— INSTRUCTIONS FOR THE TASK —
Leave the pictures out and give every entry again exactly.

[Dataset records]
::::::::::

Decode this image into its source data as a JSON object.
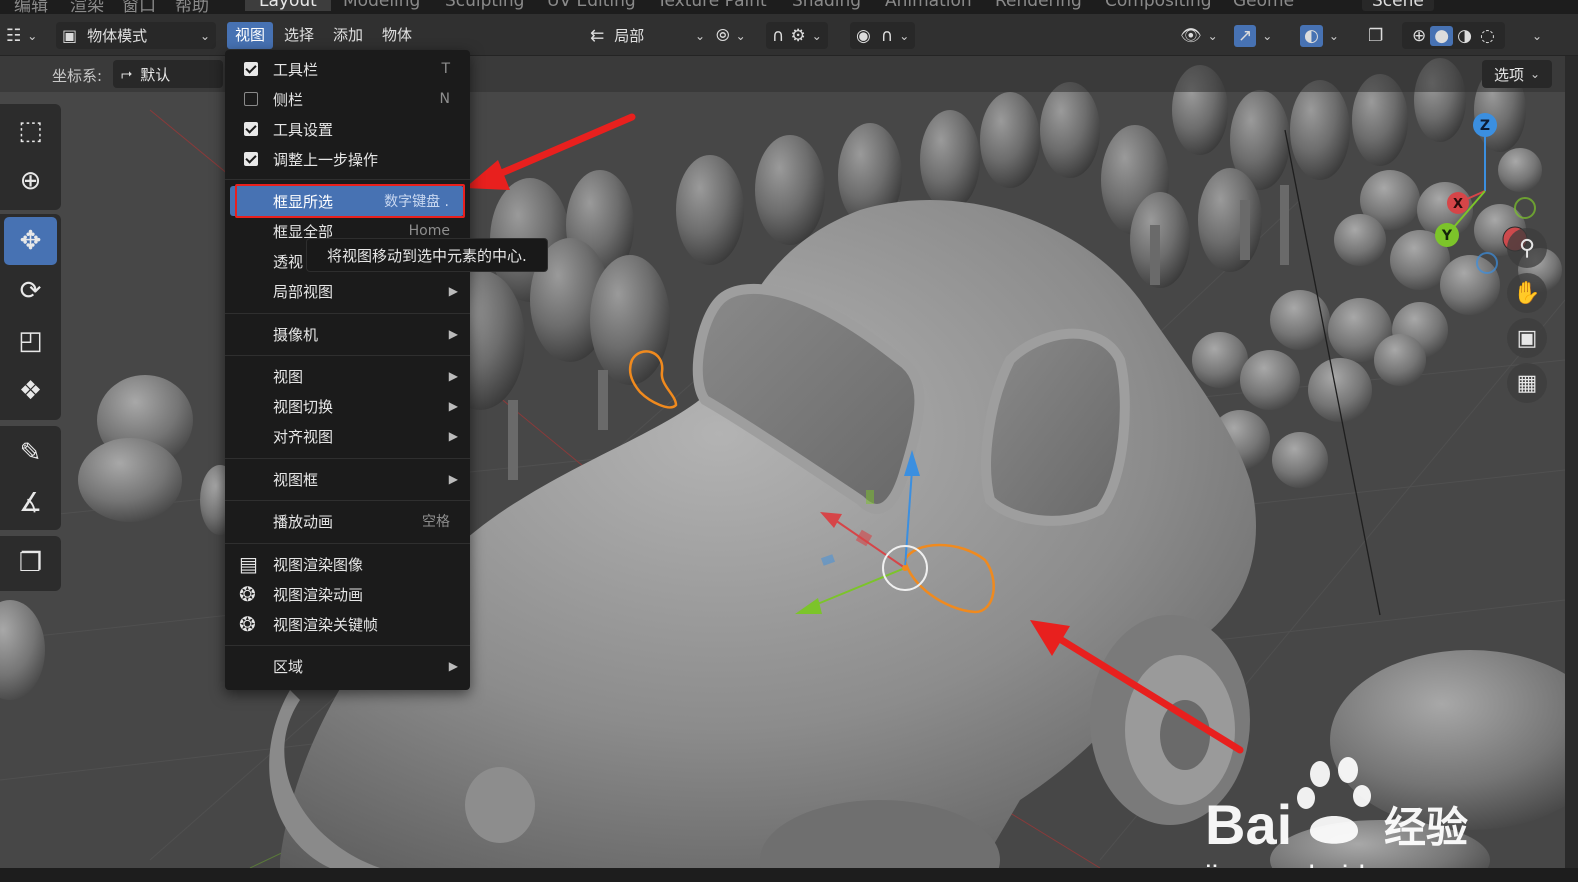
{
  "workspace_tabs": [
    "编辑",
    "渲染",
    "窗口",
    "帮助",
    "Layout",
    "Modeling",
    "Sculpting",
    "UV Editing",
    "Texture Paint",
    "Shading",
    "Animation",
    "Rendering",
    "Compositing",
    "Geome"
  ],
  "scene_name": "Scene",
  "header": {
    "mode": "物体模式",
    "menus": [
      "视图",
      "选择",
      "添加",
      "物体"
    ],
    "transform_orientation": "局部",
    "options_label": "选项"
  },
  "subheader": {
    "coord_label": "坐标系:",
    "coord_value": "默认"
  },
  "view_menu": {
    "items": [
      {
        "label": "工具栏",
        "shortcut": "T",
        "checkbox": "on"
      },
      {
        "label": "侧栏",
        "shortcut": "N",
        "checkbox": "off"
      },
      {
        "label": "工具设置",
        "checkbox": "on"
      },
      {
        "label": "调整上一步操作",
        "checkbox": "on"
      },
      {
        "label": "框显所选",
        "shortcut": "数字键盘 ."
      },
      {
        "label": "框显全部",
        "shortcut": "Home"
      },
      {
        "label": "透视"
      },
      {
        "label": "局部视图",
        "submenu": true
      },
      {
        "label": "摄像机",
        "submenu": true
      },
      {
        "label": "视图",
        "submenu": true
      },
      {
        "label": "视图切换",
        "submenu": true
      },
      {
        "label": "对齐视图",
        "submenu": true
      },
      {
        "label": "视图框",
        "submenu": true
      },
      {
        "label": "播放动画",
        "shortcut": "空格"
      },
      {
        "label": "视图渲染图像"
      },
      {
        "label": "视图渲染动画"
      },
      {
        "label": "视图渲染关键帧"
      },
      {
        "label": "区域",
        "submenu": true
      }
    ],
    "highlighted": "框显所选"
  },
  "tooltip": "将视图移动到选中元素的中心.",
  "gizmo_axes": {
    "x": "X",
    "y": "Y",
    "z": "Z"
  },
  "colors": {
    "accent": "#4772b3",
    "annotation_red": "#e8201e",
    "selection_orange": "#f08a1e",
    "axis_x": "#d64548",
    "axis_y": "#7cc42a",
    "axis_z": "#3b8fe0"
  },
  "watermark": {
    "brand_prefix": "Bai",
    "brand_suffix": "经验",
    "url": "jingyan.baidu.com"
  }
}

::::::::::

— TASK RESPONSE —
Decode this image into its source data as a JSON object.
{
  "workspace_tabs": [
    "编辑",
    "渲染",
    "窗口",
    "帮助",
    "Layout",
    "Modeling",
    "Sculpting",
    "UV Editing",
    "Texture Paint",
    "Shading",
    "Animation",
    "Rendering",
    "Compositing",
    "Geome"
  ],
  "scene_name": "Scene",
  "header": {
    "mode": "物体模式",
    "menus": [
      "视图",
      "选择",
      "添加",
      "物体"
    ],
    "transform_orientation": "局部",
    "options_label": "选项"
  },
  "subheader": {
    "coord_label": "坐标系:",
    "coord_value": "默认"
  },
  "view_menu": {
    "items": [
      {
        "label": "工具栏",
        "shortcut": "T",
        "checkbox": "on"
      },
      {
        "label": "侧栏",
        "shortcut": "N",
        "checkbox": "off"
      },
      {
        "label": "工具设置",
        "checkbox": "on"
      },
      {
        "label": "调整上一步操作",
        "checkbox": "on"
      },
      {
        "label": "框显所选",
        "shortcut": "数字键盘 ."
      },
      {
        "label": "框显全部",
        "shortcut": "Home"
      },
      {
        "label": "透视"
      },
      {
        "label": "局部视图",
        "submenu": true
      },
      {
        "label": "摄像机",
        "submenu": true
      },
      {
        "label": "视图",
        "submenu": true
      },
      {
        "label": "视图切换",
        "submenu": true
      },
      {
        "label": "对齐视图",
        "submenu": true
      },
      {
        "label": "视图框",
        "submenu": true
      },
      {
        "label": "播放动画",
        "shortcut": "空格"
      },
      {
        "label": "视图渲染图像"
      },
      {
        "label": "视图渲染动画"
      },
      {
        "label": "视图渲染关键帧"
      },
      {
        "label": "区域",
        "submenu": true
      }
    ],
    "highlighted": "框显所选"
  },
  "tooltip": "将视图移动到选中元素的中心.",
  "gizmo_axes": {
    "x": "X",
    "y": "Y",
    "z": "Z"
  },
  "colors": {
    "accent": "#4772b3",
    "annotation_red": "#e8201e",
    "selection_orange": "#f08a1e",
    "axis_x": "#d64548",
    "axis_y": "#7cc42a",
    "axis_z": "#3b8fe0"
  },
  "watermark": {
    "brand_prefix": "Bai",
    "brand_suffix": "经验",
    "url": "jingyan.baidu.com"
  }
}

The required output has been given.